Even after winning the directing award at Sundance and going on to play at a wide range of other lauded fests, including London, Deuville, and Melbourne, “Palm Trees and Power Lines” didn’t lock distribution until the fall of 2022, more than nine months after its premiere. Dack is tactful when discussing that seemingly tough stretch of time.
“I think that Sundance being virtual definitely affected my film getting distribution, as well as other people’s films getting distribution. It just made everything take a little bit longer than I believe it would have if things had been in person,” Dack said. “This film deals with certain themes that a lot of people were, unfortunately, afraid of. We got a lot of feedback in the distribution stage where people would just be like, ‘We loved this film. We want to work with you on your next project, but we can’t distribute this.’ … It was challenging, but we did get multiple offers in the end, and the film’s coming out, and it’s very exciting.”

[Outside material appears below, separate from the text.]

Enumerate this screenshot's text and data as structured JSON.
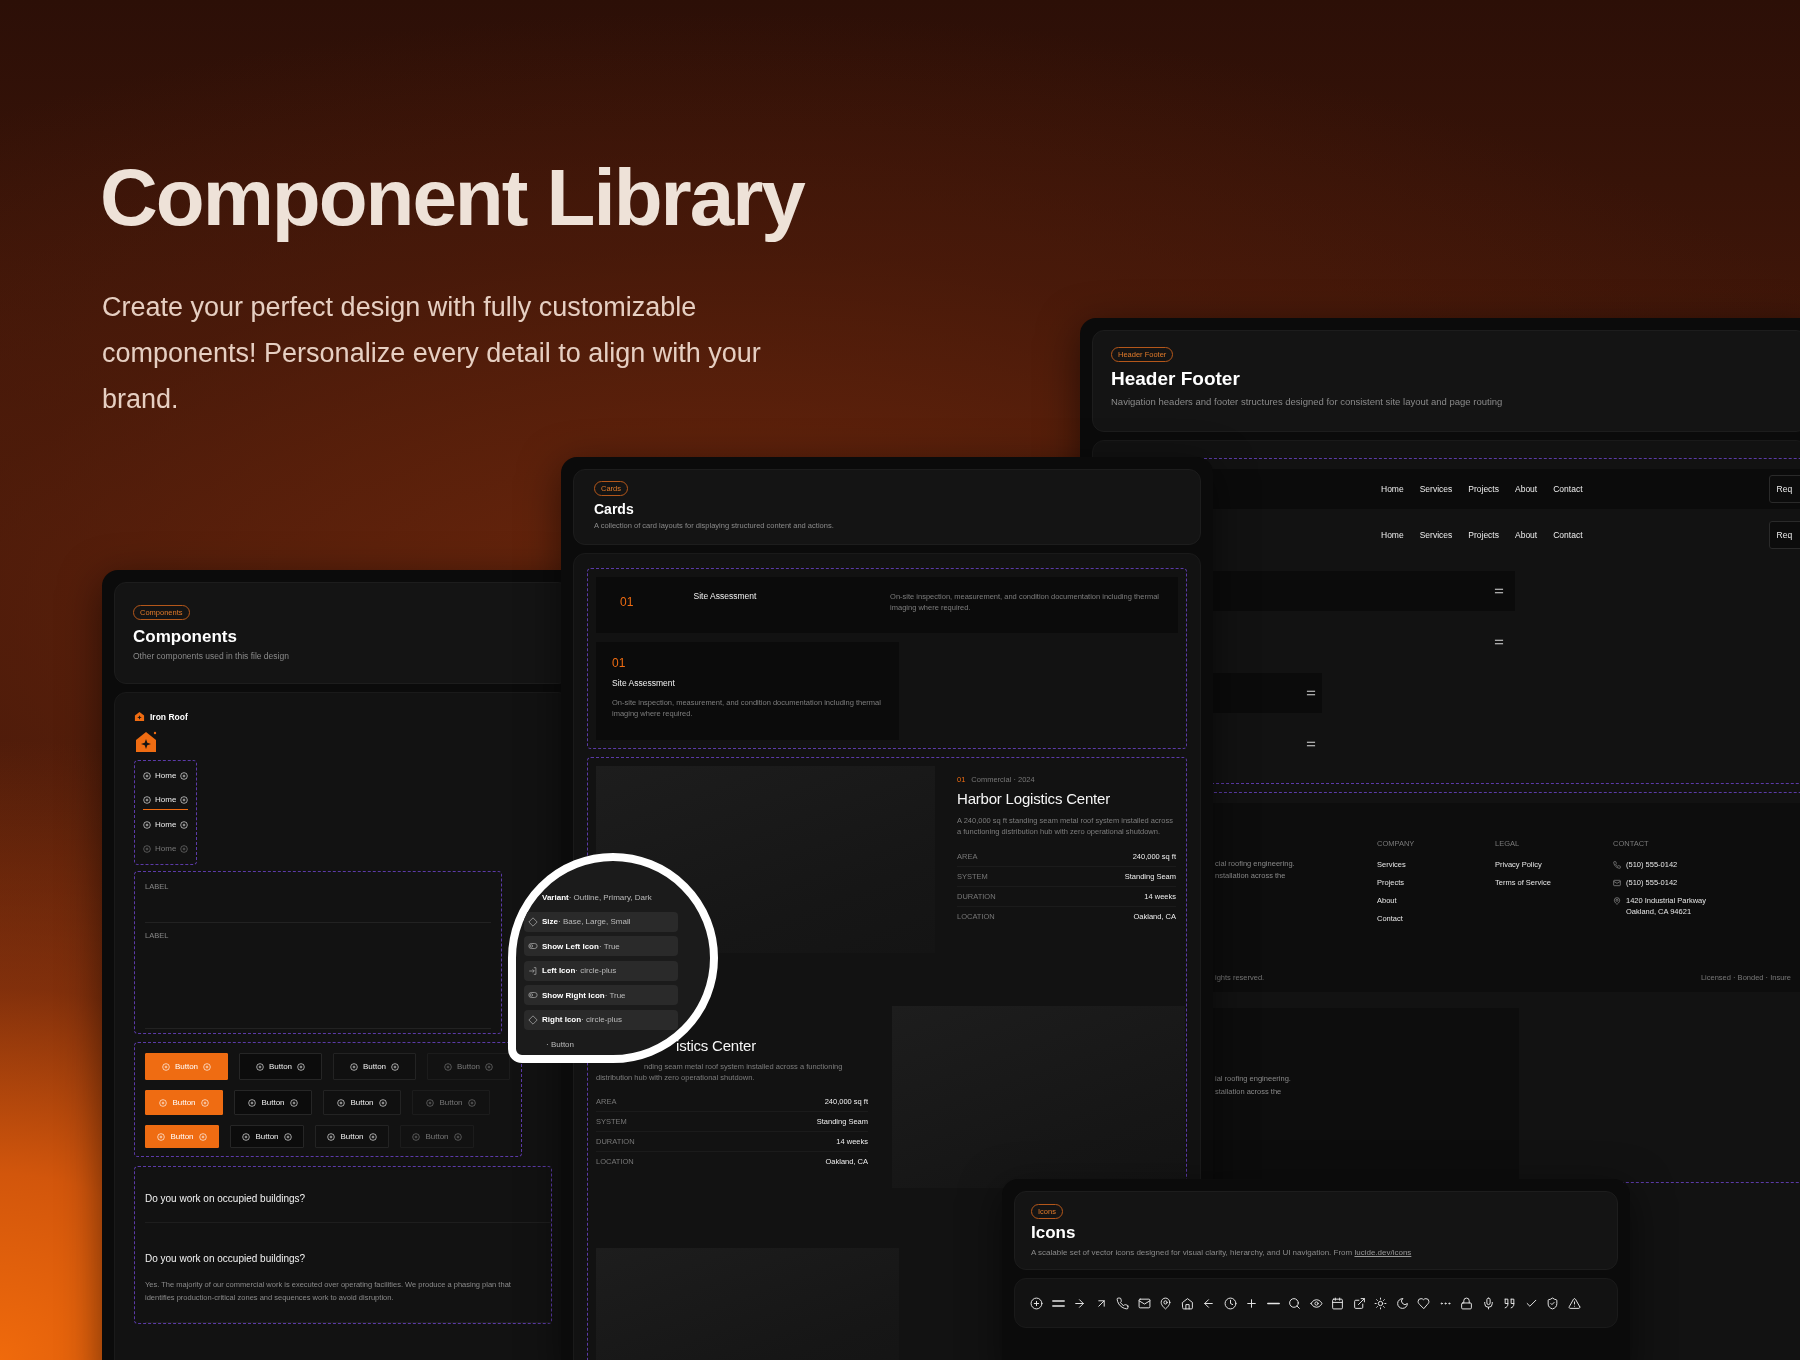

It doesn’t hurt that, just weeks after the film’s distribution deal with Momentum Pictures was announced, the film also earned its four Indie Spirit nods. The film will debut in theaters and on VOD March 3 — the next day, the team will be on hand to celebrate the Spirits together.
“If I’m being honest, it was something that I really, really, really wanted so badly, but you just don’t know, you have no idea,” Dack said of the nominations. “You’re like, ‘Maybe these people have never even heard of my film.’ It’s not like a festival where you get in and they tell you a month before and then they announce it. They literally don’t tell you. So I woke up at, I think it was like 7 a.m., and I just didn’t know if I was going to have the best day of my life or be super depressed.”
Dack got her answer pretty quickly. “Right out of the gate, the first nomination, I think, was Best First Screenplay, and they said the name of my film, and I almost couldn’t believe what I was hearing,” she said. And the hits kept coming, including those noms for her stars. “As a director, I’m so honored and excited that Lily and Jonathan are nominated for their performances,” she said. “That means more to me than the other nominations in some ways.”
With the film bought and lauded, Dack is prepping for the next step in her career. While she said she had “a ton” of meetings after Sundance, the Spirit noms brought in even more, and those meetings are already bearing fruit. Dack is currently writing two features and looking to move into directing for television, another big dream. Of the features, one is a 1947 Italian novella Dack is adapting, while the other is another original idea, one she said is “personal and therapeutic” for her.
Sounds a bit like “Palm Trees and Power Lines.” Dack agrees and seems committed to being as open and honest as possible when translating some of her own experiences to the screen.
“I have to decide in each moment what I’m comfortable sharing, although generally, I try to be as vulnerable as possible when I’m talking about things,” she said. “But with the writing, everything I am feeling goes into it. It is really therapeutic for me, whatever I’m experiencing, to be able to put it somewhere. I feel like that’s a big reason why I’m even a filmmaker in the first place, because it’s this thing I kind of have to do. “
Momentum Pictures will release “Palm Trees and Power Lines” in theaters and on VOD on Friday, March 3.